[Saved data entries]
-*-
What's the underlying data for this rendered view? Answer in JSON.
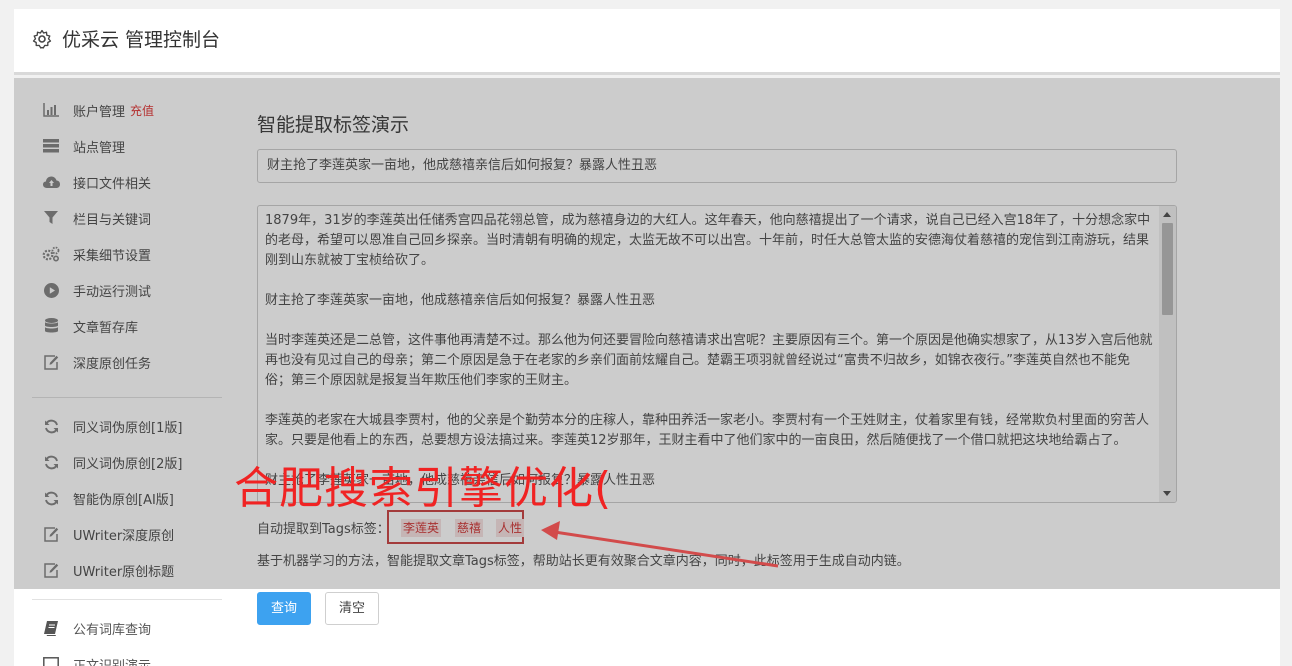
{
  "header": {
    "title": "优采云 管理控制台",
    "icon": "gear-icon"
  },
  "sidebar": {
    "items": [
      {
        "label": "账户管理",
        "badge": "充值",
        "icon": "bar-chart-icon"
      },
      {
        "label": "站点管理",
        "icon": "server-icon"
      },
      {
        "label": "接口文件相关",
        "icon": "cloud-upload-icon"
      },
      {
        "label": "栏目与关键词",
        "icon": "filter-icon"
      },
      {
        "label": "采集细节设置",
        "icon": "gears-icon"
      },
      {
        "label": "手动运行测试",
        "icon": "play-circle-icon"
      },
      {
        "label": "文章暂存库",
        "icon": "database-icon"
      },
      {
        "label": "深度原创任务",
        "icon": "edit-icon"
      },
      {
        "label": "同义词伪原创[1版]",
        "icon": "refresh-icon"
      },
      {
        "label": "同义词伪原创[2版]",
        "icon": "refresh-icon"
      },
      {
        "label": "智能伪原创[AI版]",
        "icon": "refresh-icon"
      },
      {
        "label": "UWriter深度原创",
        "icon": "edit-icon"
      },
      {
        "label": "UWriter原创标题",
        "icon": "edit-icon"
      },
      {
        "label": "公有词库查询",
        "icon": "book-icon"
      },
      {
        "label": "正文识别演示",
        "icon": "monitor-icon"
      }
    ]
  },
  "main": {
    "title": "智能提取标签演示",
    "title_input_value": "财主抢了李莲英家一亩地，他成慈禧亲信后如何报复？暴露人性丑恶",
    "body_paragraphs": [
      "1879年，31岁的李莲英出任储秀宫四品花翎总管，成为慈禧身边的大红人。这年春天，他向慈禧提出了一个请求，说自己已经入宫18年了，十分想念家中的老母，希望可以恩准自己回乡探亲。当时清朝有明确的规定，太监无故不可以出宫。十年前，时任大总管太监的安德海仗着慈禧的宠信到江南游玩，结果刚到山东就被丁宝桢给砍了。",
      "财主抢了李莲英家一亩地，他成慈禧亲信后如何报复？暴露人性丑恶",
      "当时李莲英还是二总管，这件事他再清楚不过。那么他为何还要冒险向慈禧请求出宫呢？主要原因有三个。第一个原因是他确实想家了，从13岁入宫后他就再也没有见过自己的母亲；第二个原因是急于在老家的乡亲们面前炫耀自己。楚霸王项羽就曾经说过“富贵不归故乡，如锦衣夜行。”李莲英自然也不能免俗；第三个原因就是报复当年欺压他们李家的王财主。",
      "李莲英的老家在大城县李贾村，他的父亲是个勤劳本分的庄稼人，靠种田养活一家老小。李贾村有一个王姓财主，仗着家里有钱，经常欺负村里面的穷苦人家。只要是他看上的东西，总要想方设法搞过来。李莲英12岁那年，王财主看中了他们家中的一亩良田，然后随便找了一个借口就把这块地给霸占了。",
      "财主抢了李莲英家一亩地，他成慈禧亲信后如何报复？暴露人性丑恶"
    ],
    "tags_label": "自动提取到Tags标签：",
    "tags": [
      "李莲英",
      "慈禧",
      "人性"
    ],
    "hint": "基于机器学习的方法，智能提取文章Tags标签，帮助站长更有效聚合文章内容，同时，此标签用于生成自动内链。",
    "query_button": "查询",
    "clear_button": "清空"
  },
  "watermark": {
    "text": "合肥搜索引擎优化("
  },
  "colors": {
    "accent": "#3da2f0",
    "tag_red": "#d23c3c",
    "annotation_red": "#cc4a4a"
  }
}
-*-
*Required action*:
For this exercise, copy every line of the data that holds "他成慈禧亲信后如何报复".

*Written answer*:
    "title_input_value": "财主抢了李莲英家一亩地，他成慈禧亲信后如何报复？暴露人性丑恶",
      "财主抢了李莲英家一亩地，他成慈禧亲信后如何报复？暴露人性丑恶",
      "财主抢了李莲英家一亩地，他成慈禧亲信后如何报复？暴露人性丑恶"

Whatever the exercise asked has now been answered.